** Records provided follows **

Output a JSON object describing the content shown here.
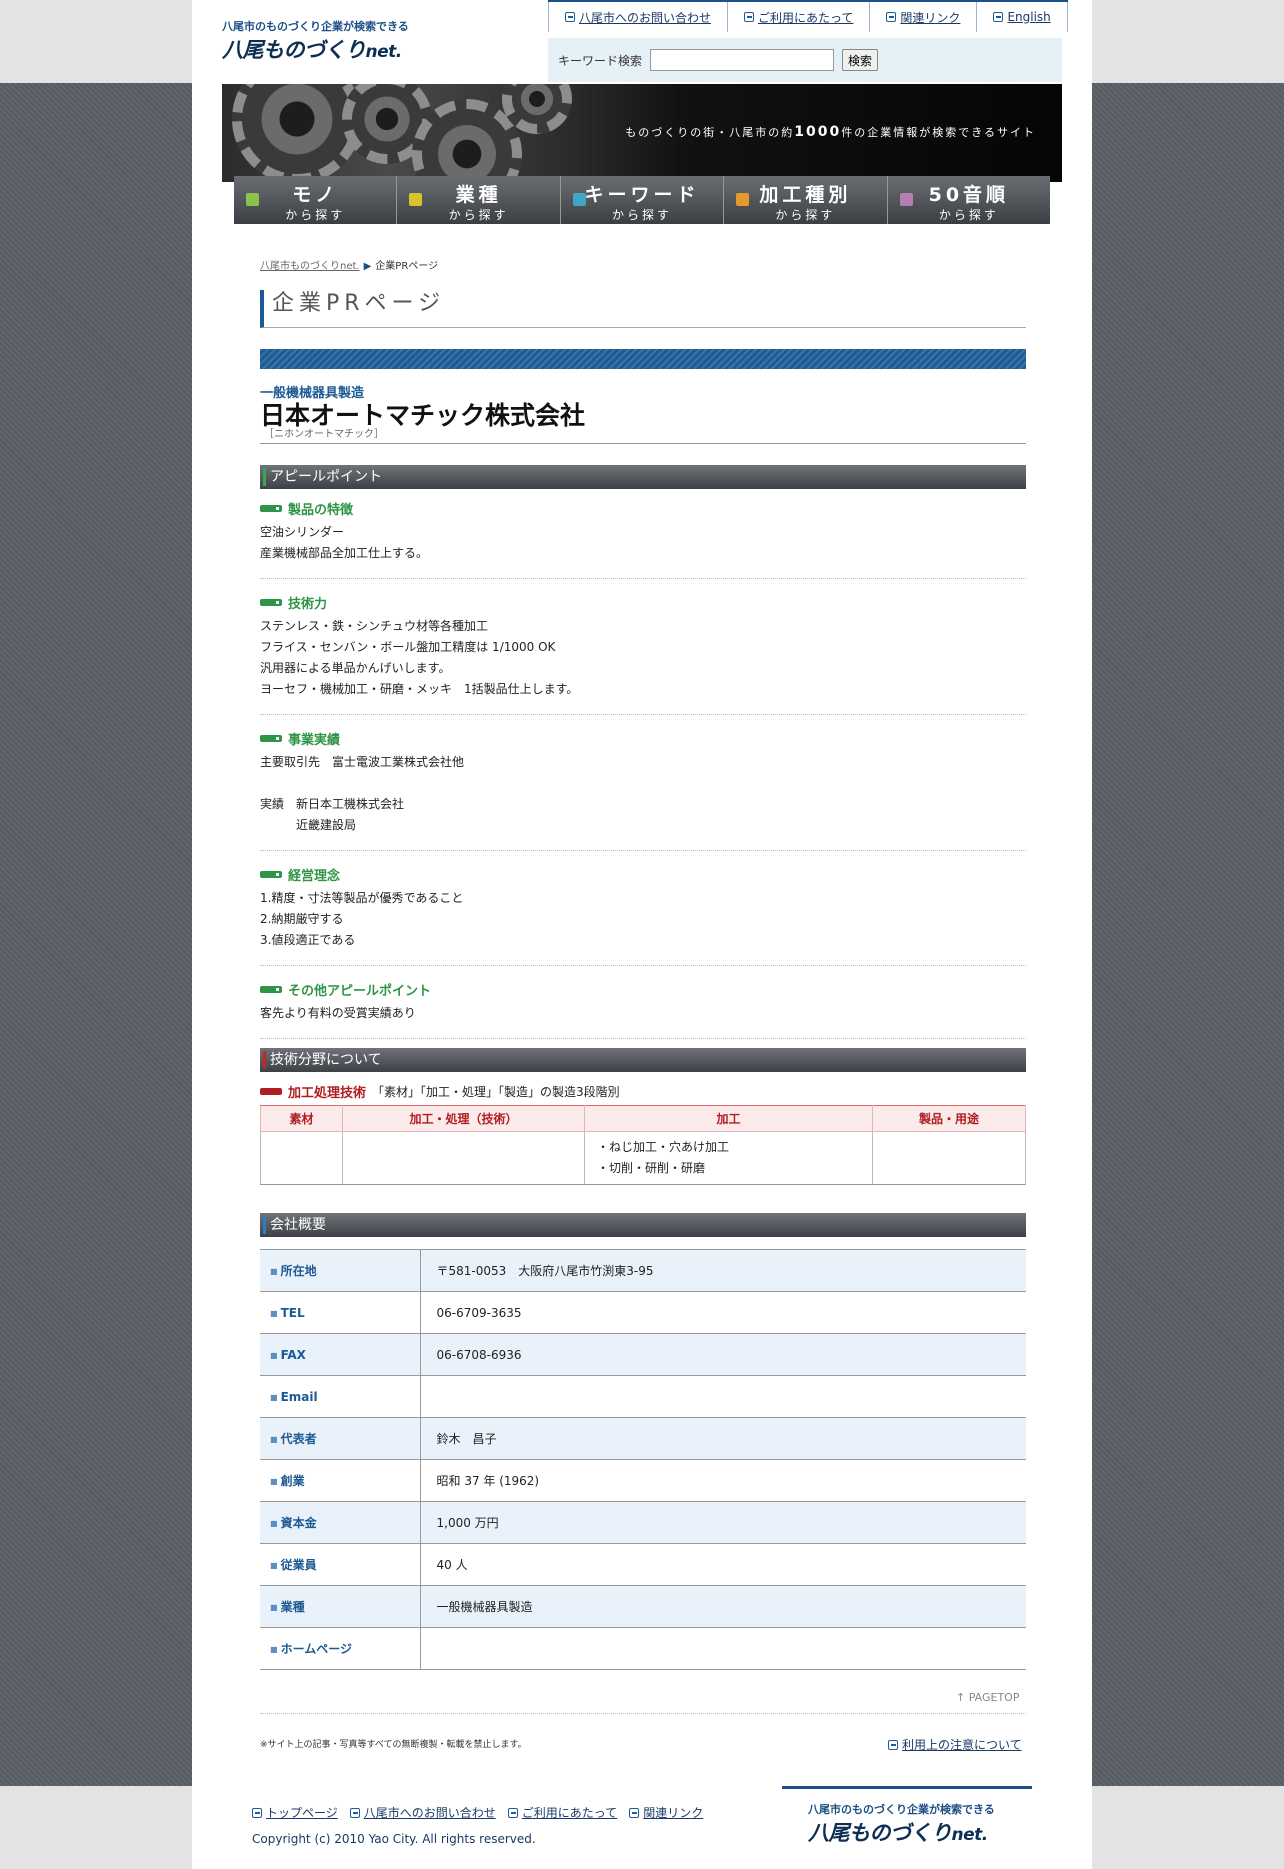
{
  "header": {
    "tagline": "八尾市のものづくり企業が検索できる",
    "logo_main": "八尾ものづくり",
    "logo_net": "net.",
    "nav": [
      "八尾市へのお問い合わせ",
      "ご利用にあたって",
      "関連リンク",
      "English"
    ],
    "search_label": "キーワード検索",
    "search_value": "",
    "search_button": "検索"
  },
  "hero": {
    "text_before": "ものづくりの街・八尾市の約",
    "text_bold": "1000",
    "text_after": "件の企業情報が検索できるサイト"
  },
  "mainnav": [
    {
      "big": "モノ",
      "small": "から探す",
      "color": "#8bc34a"
    },
    {
      "big": "業種",
      "small": "から探す",
      "color": "#d7c42a"
    },
    {
      "big": "キーワード",
      "small": "から探す",
      "color": "#42a5c5"
    },
    {
      "big": "加工種別",
      "small": "から探す",
      "color": "#e39a2a"
    },
    {
      "big": "50音順",
      "small": "から探す",
      "color": "#b27fb0"
    }
  ],
  "breadcrumb": {
    "home": "八尾市ものづくりnet.",
    "current": "企業PRページ"
  },
  "page_title": "企業PRページ",
  "company": {
    "category": "一般機械器具製造",
    "name": "日本オートマチック株式会社",
    "kana": "［ニホンオートマチック］"
  },
  "appeal": {
    "heading": "アピールポイント",
    "items": [
      {
        "title": "製品の特徴",
        "body": "空油シリンダー\n産業機械部品全加工仕上する。"
      },
      {
        "title": "技術力",
        "body": "ステンレス・鉄・シンチュウ材等各種加工\nフライス・センバン・ボール盤加工精度は 1/1000 OK\n汎用器による単品かんげいします。\nヨーセフ・機械加工・研磨・メッキ　1括製品仕上します。"
      },
      {
        "title": "事業実績",
        "body": "主要取引先　富士電波工業株式会社他\n\n実績　新日本工機株式会社\n　　　近畿建設局"
      },
      {
        "title": "経営理念",
        "body": "1.精度・寸法等製品が優秀であること\n2.納期厳守する\n3.値段適正である"
      },
      {
        "title": "その他アピールポイント",
        "body": "客先より有料の受賞実績あり"
      }
    ]
  },
  "tech": {
    "heading": "技術分野について",
    "sub_title": "加工処理技術",
    "sub_note": "「素材」「加工・処理」「製造」の製造3段階別",
    "columns": [
      "素材",
      "加工・処理（技術）",
      "加工",
      "製品・用途"
    ],
    "cells": [
      "",
      "",
      "・ねじ加工・穴あけ加工\n・切削・研削・研磨",
      ""
    ]
  },
  "profile": {
    "heading": "会社概要",
    "rows": [
      {
        "key": "所在地",
        "value": "〒581-0053　大阪府八尾市竹渕東3-95"
      },
      {
        "key": "TEL",
        "value": "06-6709-3635"
      },
      {
        "key": "FAX",
        "value": "06-6708-6936"
      },
      {
        "key": "Email",
        "value": ""
      },
      {
        "key": "代表者",
        "value": "鈴木　昌子"
      },
      {
        "key": "創業",
        "value": "昭和 37 年 (1962)"
      },
      {
        "key": "資本金",
        "value": "1,000 万円"
      },
      {
        "key": "従業員",
        "value": "40 人"
      },
      {
        "key": "業種",
        "value": "一般機械器具製造"
      },
      {
        "key": "ホームページ",
        "value": ""
      }
    ]
  },
  "pagetop": "PAGETOP",
  "copy_notice": "※サイト上の記事・写真等すべての無断複製・転載を禁止します。",
  "notice_link": "利用上の注意について",
  "footer": {
    "nav": [
      "トップページ",
      "八尾市へのお問い合わせ",
      "ご利用にあたって",
      "関連リンク"
    ],
    "copyright": "Copyright (c) 2010 Yao City. All rights reserved.",
    "tagline": "八尾市のものづくり企業が検索できる",
    "logo_main": "八尾ものづくり",
    "logo_net": "net."
  }
}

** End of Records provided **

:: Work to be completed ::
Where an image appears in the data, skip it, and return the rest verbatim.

:: Answer area ::
Output a JSON object describing the content shown here.
{
  "header": {
    "tagline": "八尾市のものづくり企業が検索できる",
    "logo_main": "八尾ものづくり",
    "logo_net": "net.",
    "nav": [
      "八尾市へのお問い合わせ",
      "ご利用にあたって",
      "関連リンク",
      "English"
    ],
    "search_label": "キーワード検索",
    "search_value": "",
    "search_button": "検索"
  },
  "hero": {
    "text_before": "ものづくりの街・八尾市の約",
    "text_bold": "1000",
    "text_after": "件の企業情報が検索できるサイト"
  },
  "mainnav": [
    {
      "big": "モノ",
      "small": "から探す",
      "color": "#8bc34a"
    },
    {
      "big": "業種",
      "small": "から探す",
      "color": "#d7c42a"
    },
    {
      "big": "キーワード",
      "small": "から探す",
      "color": "#42a5c5"
    },
    {
      "big": "加工種別",
      "small": "から探す",
      "color": "#e39a2a"
    },
    {
      "big": "50音順",
      "small": "から探す",
      "color": "#b27fb0"
    }
  ],
  "breadcrumb": {
    "home": "八尾市ものづくりnet.",
    "current": "企業PRページ"
  },
  "page_title": "企業PRページ",
  "company": {
    "category": "一般機械器具製造",
    "name": "日本オートマチック株式会社",
    "kana": "［ニホンオートマチック］"
  },
  "appeal": {
    "heading": "アピールポイント",
    "items": [
      {
        "title": "製品の特徴",
        "body": "空油シリンダー\n産業機械部品全加工仕上する。"
      },
      {
        "title": "技術力",
        "body": "ステンレス・鉄・シンチュウ材等各種加工\nフライス・センバン・ボール盤加工精度は 1/1000 OK\n汎用器による単品かんげいします。\nヨーセフ・機械加工・研磨・メッキ　1括製品仕上します。"
      },
      {
        "title": "事業実績",
        "body": "主要取引先　富士電波工業株式会社他\n\n実績　新日本工機株式会社\n　　　近畿建設局"
      },
      {
        "title": "経営理念",
        "body": "1.精度・寸法等製品が優秀であること\n2.納期厳守する\n3.値段適正である"
      },
      {
        "title": "その他アピールポイント",
        "body": "客先より有料の受賞実績あり"
      }
    ]
  },
  "tech": {
    "heading": "技術分野について",
    "sub_title": "加工処理技術",
    "sub_note": "「素材」「加工・処理」「製造」の製造3段階別",
    "columns": [
      "素材",
      "加工・処理（技術）",
      "加工",
      "製品・用途"
    ],
    "cells": [
      "",
      "",
      "・ねじ加工・穴あけ加工\n・切削・研削・研磨",
      ""
    ]
  },
  "profile": {
    "heading": "会社概要",
    "rows": [
      {
        "key": "所在地",
        "value": "〒581-0053　大阪府八尾市竹渕東3-95"
      },
      {
        "key": "TEL",
        "value": "06-6709-3635"
      },
      {
        "key": "FAX",
        "value": "06-6708-6936"
      },
      {
        "key": "Email",
        "value": ""
      },
      {
        "key": "代表者",
        "value": "鈴木　昌子"
      },
      {
        "key": "創業",
        "value": "昭和 37 年 (1962)"
      },
      {
        "key": "資本金",
        "value": "1,000 万円"
      },
      {
        "key": "従業員",
        "value": "40 人"
      },
      {
        "key": "業種",
        "value": "一般機械器具製造"
      },
      {
        "key": "ホームページ",
        "value": ""
      }
    ]
  },
  "pagetop": "PAGETOP",
  "copy_notice": "※サイト上の記事・写真等すべての無断複製・転載を禁止します。",
  "notice_link": "利用上の注意について",
  "footer": {
    "nav": [
      "トップページ",
      "八尾市へのお問い合わせ",
      "ご利用にあたって",
      "関連リンク"
    ],
    "copyright": "Copyright (c) 2010 Yao City. All rights reserved.",
    "tagline": "八尾市のものづくり企業が検索できる",
    "logo_main": "八尾ものづくり",
    "logo_net": "net."
  }
}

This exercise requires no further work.